In the response, the entries must appear exactly as supplied.
====== Input data ======
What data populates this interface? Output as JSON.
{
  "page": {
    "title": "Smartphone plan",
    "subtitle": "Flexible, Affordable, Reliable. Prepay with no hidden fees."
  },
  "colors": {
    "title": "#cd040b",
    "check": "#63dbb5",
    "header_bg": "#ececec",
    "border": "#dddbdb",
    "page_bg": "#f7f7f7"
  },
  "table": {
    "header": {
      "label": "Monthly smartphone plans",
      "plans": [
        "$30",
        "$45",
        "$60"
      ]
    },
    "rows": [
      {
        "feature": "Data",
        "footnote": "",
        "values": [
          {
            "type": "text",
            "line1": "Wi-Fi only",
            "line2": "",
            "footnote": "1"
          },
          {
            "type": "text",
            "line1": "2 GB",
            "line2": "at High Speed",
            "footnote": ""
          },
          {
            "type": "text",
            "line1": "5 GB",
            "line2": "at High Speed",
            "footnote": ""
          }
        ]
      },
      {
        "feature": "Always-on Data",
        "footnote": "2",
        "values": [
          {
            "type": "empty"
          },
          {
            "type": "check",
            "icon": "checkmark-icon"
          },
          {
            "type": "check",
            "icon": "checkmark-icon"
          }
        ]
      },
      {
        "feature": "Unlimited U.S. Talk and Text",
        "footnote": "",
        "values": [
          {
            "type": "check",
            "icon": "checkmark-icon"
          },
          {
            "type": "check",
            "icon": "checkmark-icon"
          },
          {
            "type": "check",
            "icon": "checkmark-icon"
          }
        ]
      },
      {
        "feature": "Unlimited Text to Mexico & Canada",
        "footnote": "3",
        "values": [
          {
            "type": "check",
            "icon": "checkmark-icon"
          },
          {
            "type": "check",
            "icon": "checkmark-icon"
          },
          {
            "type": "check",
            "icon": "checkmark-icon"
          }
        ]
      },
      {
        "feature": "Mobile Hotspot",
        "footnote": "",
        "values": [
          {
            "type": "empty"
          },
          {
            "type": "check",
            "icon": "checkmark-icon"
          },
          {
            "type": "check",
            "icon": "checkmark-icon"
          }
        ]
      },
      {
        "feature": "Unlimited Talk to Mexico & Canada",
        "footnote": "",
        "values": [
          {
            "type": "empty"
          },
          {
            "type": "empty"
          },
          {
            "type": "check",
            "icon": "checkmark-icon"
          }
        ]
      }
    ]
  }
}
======
Finished exercise |
What data populates this interface? Output as JSON.
{
  "page": {
    "title": "Smartphone plan",
    "subtitle": "Flexible, Affordable, Reliable. Prepay with no hidden fees."
  },
  "colors": {
    "title": "#cd040b",
    "check": "#63dbb5",
    "header_bg": "#ececec",
    "border": "#dddbdb",
    "page_bg": "#f7f7f7"
  },
  "table": {
    "header": {
      "label": "Monthly smartphone plans",
      "plans": [
        "$30",
        "$45",
        "$60"
      ]
    },
    "rows": [
      {
        "feature": "Data",
        "footnote": "",
        "values": [
          {
            "type": "text",
            "line1": "Wi-Fi only",
            "line2": "",
            "footnote": "1"
          },
          {
            "type": "text",
            "line1": "2 GB",
            "line2": "at High Speed",
            "footnote": ""
          },
          {
            "type": "text",
            "line1": "5 GB",
            "line2": "at High Speed",
            "footnote": ""
          }
        ]
      },
      {
        "feature": "Always-on Data",
        "footnote": "2",
        "values": [
          {
            "type": "empty"
          },
          {
            "type": "check",
            "icon": "checkmark-icon"
          },
          {
            "type": "check",
            "icon": "checkmark-icon"
          }
        ]
      },
      {
        "feature": "Unlimited U.S. Talk and Text",
        "footnote": "",
        "values": [
          {
            "type": "check",
            "icon": "checkmark-icon"
          },
          {
            "type": "check",
            "icon": "checkmark-icon"
          },
          {
            "type": "check",
            "icon": "checkmark-icon"
          }
        ]
      },
      {
        "feature": "Unlimited Text to Mexico & Canada",
        "footnote": "3",
        "values": [
          {
            "type": "check",
            "icon": "checkmark-icon"
          },
          {
            "type": "check",
            "icon": "checkmark-icon"
          },
          {
            "type": "check",
            "icon": "checkmark-icon"
          }
        ]
      },
      {
        "feature": "Mobile Hotspot",
        "footnote": "",
        "values": [
          {
            "type": "empty"
          },
          {
            "type": "check",
            "icon": "checkmark-icon"
          },
          {
            "type": "check",
            "icon": "checkmark-icon"
          }
        ]
      },
      {
        "feature": "Unlimited Talk to Mexico & Canada",
        "footnote": "",
        "values": [
          {
            "type": "empty"
          },
          {
            "type": "empty"
          },
          {
            "type": "check",
            "icon": "checkmark-icon"
          }
        ]
      }
    ]
  }
}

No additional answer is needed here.